Source data Start Marker
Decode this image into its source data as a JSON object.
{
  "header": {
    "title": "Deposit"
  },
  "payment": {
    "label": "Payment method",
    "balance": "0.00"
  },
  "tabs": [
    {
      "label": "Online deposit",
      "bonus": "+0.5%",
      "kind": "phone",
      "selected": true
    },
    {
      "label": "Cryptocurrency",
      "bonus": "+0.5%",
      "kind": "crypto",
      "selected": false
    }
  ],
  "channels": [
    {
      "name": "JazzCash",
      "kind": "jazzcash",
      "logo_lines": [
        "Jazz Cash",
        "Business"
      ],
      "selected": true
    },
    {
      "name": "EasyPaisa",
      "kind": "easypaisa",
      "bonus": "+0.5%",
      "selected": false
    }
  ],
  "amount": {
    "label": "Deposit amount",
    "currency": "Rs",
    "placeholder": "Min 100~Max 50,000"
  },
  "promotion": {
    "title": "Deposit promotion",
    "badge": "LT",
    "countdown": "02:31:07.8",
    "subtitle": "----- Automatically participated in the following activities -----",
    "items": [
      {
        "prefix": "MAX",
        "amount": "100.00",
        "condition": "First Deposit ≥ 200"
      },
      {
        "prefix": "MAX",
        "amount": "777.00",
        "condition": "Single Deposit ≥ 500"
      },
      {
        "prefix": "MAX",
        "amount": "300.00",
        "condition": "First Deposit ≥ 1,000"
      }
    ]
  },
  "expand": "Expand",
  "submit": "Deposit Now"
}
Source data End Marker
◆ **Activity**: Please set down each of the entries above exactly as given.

◆ **Solution**:
Decode this image into its source data as a JSON object.
{
  "header": {
    "title": "Deposit"
  },
  "payment": {
    "label": "Payment method",
    "balance": "0.00"
  },
  "tabs": [
    {
      "label": "Online deposit",
      "bonus": "+0.5%",
      "kind": "phone",
      "selected": true
    },
    {
      "label": "Cryptocurrency",
      "bonus": "+0.5%",
      "kind": "crypto",
      "selected": false
    }
  ],
  "channels": [
    {
      "name": "JazzCash",
      "kind": "jazzcash",
      "logo_lines": [
        "Jazz Cash",
        "Business"
      ],
      "selected": true
    },
    {
      "name": "EasyPaisa",
      "kind": "easypaisa",
      "bonus": "+0.5%",
      "selected": false
    }
  ],
  "amount": {
    "label": "Deposit amount",
    "currency": "Rs",
    "placeholder": "Min 100~Max 50,000"
  },
  "promotion": {
    "title": "Deposit promotion",
    "badge": "LT",
    "countdown": "02:31:07.8",
    "subtitle": "----- Automatically participated in the following activities -----",
    "items": [
      {
        "prefix": "MAX",
        "amount": "100.00",
        "condition": "First Deposit ≥ 200"
      },
      {
        "prefix": "MAX",
        "amount": "777.00",
        "condition": "Single Deposit ≥ 500"
      },
      {
        "prefix": "MAX",
        "amount": "300.00",
        "condition": "First Deposit ≥ 1,000"
      }
    ]
  },
  "expand": "Expand",
  "submit": "Deposit Now"
}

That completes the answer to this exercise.